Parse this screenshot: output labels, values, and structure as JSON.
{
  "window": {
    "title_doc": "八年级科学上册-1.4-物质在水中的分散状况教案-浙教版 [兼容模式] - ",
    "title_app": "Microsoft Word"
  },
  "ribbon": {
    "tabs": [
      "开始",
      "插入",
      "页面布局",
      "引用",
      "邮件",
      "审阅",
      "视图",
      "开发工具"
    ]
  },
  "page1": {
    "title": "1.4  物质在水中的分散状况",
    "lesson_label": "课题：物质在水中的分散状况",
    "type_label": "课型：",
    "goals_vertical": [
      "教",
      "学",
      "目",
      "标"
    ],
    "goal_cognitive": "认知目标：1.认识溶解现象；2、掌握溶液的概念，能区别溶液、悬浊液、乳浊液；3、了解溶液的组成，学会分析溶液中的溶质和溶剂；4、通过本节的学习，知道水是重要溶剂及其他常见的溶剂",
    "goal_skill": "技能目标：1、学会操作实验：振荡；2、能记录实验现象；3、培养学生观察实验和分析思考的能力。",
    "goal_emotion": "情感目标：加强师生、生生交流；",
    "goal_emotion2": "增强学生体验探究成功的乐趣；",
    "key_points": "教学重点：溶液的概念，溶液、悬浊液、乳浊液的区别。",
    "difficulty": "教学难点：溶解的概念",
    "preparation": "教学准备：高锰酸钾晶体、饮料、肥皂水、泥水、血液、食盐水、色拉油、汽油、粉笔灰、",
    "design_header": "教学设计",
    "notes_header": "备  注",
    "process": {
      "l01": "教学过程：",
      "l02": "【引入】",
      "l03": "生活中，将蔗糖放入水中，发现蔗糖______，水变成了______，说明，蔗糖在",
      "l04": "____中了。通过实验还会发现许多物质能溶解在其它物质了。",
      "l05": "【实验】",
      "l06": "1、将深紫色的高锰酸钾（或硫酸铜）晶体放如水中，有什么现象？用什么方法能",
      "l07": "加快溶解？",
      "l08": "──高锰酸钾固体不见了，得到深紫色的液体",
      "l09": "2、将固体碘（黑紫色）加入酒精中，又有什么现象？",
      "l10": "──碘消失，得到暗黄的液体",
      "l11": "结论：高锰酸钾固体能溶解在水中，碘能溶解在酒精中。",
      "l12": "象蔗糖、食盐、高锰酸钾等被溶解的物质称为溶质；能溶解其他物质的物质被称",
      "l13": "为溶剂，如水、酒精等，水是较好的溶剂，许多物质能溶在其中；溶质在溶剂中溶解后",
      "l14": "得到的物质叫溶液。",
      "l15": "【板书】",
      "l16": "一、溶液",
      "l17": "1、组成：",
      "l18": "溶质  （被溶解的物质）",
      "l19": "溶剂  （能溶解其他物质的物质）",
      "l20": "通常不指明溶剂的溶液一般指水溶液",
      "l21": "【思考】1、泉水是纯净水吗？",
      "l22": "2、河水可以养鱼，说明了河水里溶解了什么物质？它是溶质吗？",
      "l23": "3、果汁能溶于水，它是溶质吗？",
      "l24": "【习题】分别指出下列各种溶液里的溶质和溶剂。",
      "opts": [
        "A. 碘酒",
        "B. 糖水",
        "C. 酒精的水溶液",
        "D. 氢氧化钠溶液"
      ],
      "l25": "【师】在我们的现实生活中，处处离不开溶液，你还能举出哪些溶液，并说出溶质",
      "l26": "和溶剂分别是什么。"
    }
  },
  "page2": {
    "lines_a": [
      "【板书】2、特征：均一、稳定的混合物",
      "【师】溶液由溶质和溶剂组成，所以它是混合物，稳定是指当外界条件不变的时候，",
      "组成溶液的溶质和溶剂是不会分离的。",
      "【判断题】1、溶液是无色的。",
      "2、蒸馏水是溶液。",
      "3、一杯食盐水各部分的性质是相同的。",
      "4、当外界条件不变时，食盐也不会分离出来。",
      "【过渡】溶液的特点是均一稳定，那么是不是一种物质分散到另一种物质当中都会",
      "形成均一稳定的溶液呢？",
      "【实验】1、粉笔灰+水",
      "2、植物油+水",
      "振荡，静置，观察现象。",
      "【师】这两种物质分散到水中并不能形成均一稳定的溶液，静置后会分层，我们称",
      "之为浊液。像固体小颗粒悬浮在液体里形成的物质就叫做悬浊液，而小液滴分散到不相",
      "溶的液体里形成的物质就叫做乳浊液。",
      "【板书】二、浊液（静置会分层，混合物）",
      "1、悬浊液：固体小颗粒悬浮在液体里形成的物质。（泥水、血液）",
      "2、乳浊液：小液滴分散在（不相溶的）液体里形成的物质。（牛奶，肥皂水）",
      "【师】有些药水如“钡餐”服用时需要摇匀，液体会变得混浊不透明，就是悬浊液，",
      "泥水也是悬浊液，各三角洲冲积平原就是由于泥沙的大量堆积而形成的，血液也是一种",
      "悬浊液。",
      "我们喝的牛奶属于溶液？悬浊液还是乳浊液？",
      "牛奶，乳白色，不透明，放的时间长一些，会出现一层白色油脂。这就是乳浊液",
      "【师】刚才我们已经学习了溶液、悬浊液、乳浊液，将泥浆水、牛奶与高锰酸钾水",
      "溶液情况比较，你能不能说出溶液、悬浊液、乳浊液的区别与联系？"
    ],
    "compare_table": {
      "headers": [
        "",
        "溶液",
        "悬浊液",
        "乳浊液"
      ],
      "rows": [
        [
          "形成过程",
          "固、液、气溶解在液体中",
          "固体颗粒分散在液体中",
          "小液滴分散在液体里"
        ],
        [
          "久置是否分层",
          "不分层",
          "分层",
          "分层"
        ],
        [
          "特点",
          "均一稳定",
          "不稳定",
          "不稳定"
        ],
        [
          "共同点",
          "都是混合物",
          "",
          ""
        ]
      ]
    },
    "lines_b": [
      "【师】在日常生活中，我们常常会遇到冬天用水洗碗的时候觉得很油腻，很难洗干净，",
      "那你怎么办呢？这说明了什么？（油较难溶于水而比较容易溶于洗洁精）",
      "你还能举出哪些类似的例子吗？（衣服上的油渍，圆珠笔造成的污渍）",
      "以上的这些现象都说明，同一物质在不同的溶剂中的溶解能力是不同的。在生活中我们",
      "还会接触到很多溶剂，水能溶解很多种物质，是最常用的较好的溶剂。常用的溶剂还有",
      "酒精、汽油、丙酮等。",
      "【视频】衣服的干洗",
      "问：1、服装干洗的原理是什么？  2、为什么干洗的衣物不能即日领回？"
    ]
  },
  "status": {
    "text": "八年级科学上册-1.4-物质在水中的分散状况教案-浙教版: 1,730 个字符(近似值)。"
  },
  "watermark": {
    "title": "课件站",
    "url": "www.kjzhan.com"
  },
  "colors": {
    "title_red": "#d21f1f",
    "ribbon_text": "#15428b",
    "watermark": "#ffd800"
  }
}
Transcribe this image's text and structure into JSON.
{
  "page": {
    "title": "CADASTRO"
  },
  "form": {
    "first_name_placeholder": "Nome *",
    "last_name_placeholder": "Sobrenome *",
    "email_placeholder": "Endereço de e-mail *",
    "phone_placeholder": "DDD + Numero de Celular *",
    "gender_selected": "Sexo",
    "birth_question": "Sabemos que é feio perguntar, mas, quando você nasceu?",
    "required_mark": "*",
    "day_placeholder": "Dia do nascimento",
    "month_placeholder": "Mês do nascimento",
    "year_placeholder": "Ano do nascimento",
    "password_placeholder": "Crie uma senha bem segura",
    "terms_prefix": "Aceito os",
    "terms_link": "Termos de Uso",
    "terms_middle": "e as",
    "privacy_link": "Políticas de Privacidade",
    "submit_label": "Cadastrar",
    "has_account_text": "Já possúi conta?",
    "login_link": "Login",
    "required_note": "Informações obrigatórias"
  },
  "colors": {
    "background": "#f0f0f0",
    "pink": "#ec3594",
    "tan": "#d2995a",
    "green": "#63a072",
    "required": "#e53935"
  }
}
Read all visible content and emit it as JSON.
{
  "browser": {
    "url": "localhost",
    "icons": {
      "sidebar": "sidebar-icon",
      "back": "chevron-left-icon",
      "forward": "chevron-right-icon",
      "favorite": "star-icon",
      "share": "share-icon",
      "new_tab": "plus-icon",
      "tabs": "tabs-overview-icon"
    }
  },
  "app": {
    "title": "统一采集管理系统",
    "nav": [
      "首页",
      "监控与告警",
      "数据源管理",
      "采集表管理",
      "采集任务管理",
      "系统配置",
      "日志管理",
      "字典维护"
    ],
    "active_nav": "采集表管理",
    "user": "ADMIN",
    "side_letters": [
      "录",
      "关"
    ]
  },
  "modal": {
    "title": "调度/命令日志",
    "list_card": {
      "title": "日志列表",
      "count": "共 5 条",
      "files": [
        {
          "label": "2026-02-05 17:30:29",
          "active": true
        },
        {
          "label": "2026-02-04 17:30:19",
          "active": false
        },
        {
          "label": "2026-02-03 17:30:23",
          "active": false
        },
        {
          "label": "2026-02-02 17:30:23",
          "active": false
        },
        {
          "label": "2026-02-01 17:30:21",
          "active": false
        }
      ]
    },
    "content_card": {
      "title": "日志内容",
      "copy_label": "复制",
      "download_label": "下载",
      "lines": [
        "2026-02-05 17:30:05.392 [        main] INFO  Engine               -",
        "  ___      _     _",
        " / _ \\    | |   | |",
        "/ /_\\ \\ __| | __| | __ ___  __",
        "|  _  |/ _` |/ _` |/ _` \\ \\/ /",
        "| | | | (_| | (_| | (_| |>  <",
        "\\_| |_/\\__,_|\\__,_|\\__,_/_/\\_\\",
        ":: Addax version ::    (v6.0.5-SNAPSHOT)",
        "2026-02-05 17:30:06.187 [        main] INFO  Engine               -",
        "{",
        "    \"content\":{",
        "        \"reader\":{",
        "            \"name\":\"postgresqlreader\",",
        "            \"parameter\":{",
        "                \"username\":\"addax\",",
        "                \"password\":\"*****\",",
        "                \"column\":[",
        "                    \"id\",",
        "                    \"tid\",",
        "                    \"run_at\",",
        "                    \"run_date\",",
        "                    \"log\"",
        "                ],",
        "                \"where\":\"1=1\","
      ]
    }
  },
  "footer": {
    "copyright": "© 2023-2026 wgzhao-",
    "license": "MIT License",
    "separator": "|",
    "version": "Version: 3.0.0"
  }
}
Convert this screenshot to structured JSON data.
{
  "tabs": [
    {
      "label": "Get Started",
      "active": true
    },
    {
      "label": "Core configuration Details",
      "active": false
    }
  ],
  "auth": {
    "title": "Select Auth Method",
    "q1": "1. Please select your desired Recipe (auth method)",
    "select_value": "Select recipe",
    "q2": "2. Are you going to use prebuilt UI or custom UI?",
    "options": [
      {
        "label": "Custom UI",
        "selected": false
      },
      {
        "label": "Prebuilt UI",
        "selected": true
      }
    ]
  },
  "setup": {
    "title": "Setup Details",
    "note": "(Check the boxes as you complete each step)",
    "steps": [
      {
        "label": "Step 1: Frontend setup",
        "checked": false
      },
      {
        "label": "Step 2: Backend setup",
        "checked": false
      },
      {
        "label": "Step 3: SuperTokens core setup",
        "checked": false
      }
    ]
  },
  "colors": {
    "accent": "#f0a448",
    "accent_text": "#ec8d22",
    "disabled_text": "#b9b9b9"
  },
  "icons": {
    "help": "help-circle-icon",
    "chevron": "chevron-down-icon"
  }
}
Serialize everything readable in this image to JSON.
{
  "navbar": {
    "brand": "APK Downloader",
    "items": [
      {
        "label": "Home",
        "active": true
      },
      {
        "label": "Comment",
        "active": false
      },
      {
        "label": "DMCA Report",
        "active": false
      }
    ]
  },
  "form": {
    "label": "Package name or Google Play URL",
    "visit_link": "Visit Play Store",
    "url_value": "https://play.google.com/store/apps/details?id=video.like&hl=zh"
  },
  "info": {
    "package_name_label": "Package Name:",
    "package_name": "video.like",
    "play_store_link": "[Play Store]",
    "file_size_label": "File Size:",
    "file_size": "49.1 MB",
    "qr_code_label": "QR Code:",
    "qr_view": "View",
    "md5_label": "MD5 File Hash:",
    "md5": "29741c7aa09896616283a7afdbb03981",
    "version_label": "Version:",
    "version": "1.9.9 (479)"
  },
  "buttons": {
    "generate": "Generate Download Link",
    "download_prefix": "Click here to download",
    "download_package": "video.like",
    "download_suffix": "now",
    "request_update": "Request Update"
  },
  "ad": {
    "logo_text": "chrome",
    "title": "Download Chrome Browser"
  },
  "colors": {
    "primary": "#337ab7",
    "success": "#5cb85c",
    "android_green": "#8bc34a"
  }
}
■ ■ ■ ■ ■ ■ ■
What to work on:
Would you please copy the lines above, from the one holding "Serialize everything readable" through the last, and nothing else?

Solution to the problem:
Serialize everything readable in this image to JSON.
{
  "navbar": {
    "brand": "APK Downloader",
    "items": [
      {
        "label": "Home",
        "active": true
      },
      {
        "label": "Comment",
        "active": false
      },
      {
        "label": "DMCA Report",
        "active": false
      }
    ]
  },
  "form": {
    "label": "Package name or Google Play URL",
    "visit_link": "Visit Play Store",
    "url_value": "https://play.google.com/store/apps/details?id=video.like&hl=zh"
  },
  "info": {
    "package_name_label": "Package Name:",
    "package_name": "video.like",
    "play_store_link": "[Play Store]",
    "file_size_label": "File Size:",
    "file_size": "49.1 MB",
    "qr_code_label": "QR Code:",
    "qr_view": "View",
    "md5_label": "MD5 File Hash:",
    "md5": "29741c7aa09896616283a7afdbb03981",
    "version_label": "Version:",
    "version": "1.9.9 (479)"
  },
  "buttons": {
    "generate": "Generate Download Link",
    "download_prefix": "Click here to download",
    "download_package": "video.like",
    "download_suffix": "now",
    "request_update": "Request Update"
  },
  "ad": {
    "logo_text": "chrome",
    "title": "Download Chrome Browser"
  },
  "colors": {
    "primary": "#337ab7",
    "success": "#5cb85c",
    "android_green": "#8bc34a"
  }
}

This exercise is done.